▸ **Available data**
+++

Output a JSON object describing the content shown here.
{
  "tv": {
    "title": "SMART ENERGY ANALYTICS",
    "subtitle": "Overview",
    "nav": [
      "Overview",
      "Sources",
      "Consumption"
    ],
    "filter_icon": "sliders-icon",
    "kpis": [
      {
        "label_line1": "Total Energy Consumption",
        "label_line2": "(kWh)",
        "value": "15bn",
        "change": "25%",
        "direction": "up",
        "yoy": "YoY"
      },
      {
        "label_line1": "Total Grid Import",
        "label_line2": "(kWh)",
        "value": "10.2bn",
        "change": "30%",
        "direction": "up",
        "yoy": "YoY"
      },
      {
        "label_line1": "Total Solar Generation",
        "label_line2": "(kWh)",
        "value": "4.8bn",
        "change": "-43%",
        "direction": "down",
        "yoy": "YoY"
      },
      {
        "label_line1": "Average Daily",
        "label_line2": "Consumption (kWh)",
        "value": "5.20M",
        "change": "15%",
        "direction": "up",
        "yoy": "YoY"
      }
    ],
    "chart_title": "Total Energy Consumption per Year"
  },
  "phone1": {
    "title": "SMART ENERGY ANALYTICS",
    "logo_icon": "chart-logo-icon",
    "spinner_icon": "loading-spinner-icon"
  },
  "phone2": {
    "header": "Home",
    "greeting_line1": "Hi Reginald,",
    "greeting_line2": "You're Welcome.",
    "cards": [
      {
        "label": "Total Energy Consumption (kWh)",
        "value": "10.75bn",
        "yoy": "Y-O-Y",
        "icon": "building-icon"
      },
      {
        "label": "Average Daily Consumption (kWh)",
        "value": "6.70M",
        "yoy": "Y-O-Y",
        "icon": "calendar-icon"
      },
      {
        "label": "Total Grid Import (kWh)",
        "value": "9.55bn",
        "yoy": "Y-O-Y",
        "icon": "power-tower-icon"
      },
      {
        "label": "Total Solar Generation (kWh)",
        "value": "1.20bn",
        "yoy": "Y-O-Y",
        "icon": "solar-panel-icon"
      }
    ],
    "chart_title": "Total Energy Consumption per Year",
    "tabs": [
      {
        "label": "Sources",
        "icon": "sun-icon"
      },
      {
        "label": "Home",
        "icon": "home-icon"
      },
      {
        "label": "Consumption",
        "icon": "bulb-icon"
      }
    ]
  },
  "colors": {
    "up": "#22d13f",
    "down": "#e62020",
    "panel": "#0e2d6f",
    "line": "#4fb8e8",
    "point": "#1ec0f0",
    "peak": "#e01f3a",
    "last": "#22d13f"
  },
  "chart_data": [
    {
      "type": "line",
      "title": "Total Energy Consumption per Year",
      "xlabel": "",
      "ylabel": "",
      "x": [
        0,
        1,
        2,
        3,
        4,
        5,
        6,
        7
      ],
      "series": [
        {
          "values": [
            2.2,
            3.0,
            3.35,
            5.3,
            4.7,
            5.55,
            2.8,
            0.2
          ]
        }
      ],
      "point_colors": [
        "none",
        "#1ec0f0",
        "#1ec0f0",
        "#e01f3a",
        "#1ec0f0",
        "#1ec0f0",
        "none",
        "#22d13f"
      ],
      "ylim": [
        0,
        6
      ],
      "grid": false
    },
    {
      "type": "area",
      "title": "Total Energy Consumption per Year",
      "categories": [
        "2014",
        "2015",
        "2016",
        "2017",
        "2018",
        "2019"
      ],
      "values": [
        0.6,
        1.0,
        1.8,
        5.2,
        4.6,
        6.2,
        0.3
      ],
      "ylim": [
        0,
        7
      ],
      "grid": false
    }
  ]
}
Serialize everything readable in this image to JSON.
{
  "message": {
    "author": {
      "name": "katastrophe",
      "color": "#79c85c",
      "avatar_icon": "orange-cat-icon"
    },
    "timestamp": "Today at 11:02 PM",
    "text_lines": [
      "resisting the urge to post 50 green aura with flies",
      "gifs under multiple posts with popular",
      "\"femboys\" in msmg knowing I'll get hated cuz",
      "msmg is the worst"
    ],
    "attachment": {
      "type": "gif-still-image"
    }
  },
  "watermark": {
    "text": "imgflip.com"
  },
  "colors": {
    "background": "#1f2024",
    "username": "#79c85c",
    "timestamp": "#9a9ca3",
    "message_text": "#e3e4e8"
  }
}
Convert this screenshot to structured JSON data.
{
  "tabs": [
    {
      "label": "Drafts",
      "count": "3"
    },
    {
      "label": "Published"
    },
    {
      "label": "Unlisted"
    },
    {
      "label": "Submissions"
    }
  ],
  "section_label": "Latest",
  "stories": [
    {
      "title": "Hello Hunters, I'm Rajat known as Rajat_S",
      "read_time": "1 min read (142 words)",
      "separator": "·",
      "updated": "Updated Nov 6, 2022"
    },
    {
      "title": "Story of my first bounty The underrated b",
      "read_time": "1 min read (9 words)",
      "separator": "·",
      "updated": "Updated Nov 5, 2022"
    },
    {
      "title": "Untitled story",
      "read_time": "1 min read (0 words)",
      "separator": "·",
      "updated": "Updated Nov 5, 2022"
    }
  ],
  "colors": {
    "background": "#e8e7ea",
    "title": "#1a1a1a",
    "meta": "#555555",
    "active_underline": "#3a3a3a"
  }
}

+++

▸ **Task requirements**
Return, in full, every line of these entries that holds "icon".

▸ **Response to this task**
    "filter_icon": "sliders-icon",
    "logo_icon": "chart-logo-icon",
    "spinner_icon": "loading-spinner-icon"
        "icon": "building-icon"
        "icon": "calendar-icon"
        "icon": "power-tower-icon"
        "icon": "solar-panel-icon"
        "icon": "sun-icon"
        "icon": "home-icon"
        "icon": "bulb-icon"
      "avatar_icon": "orange-cat-icon"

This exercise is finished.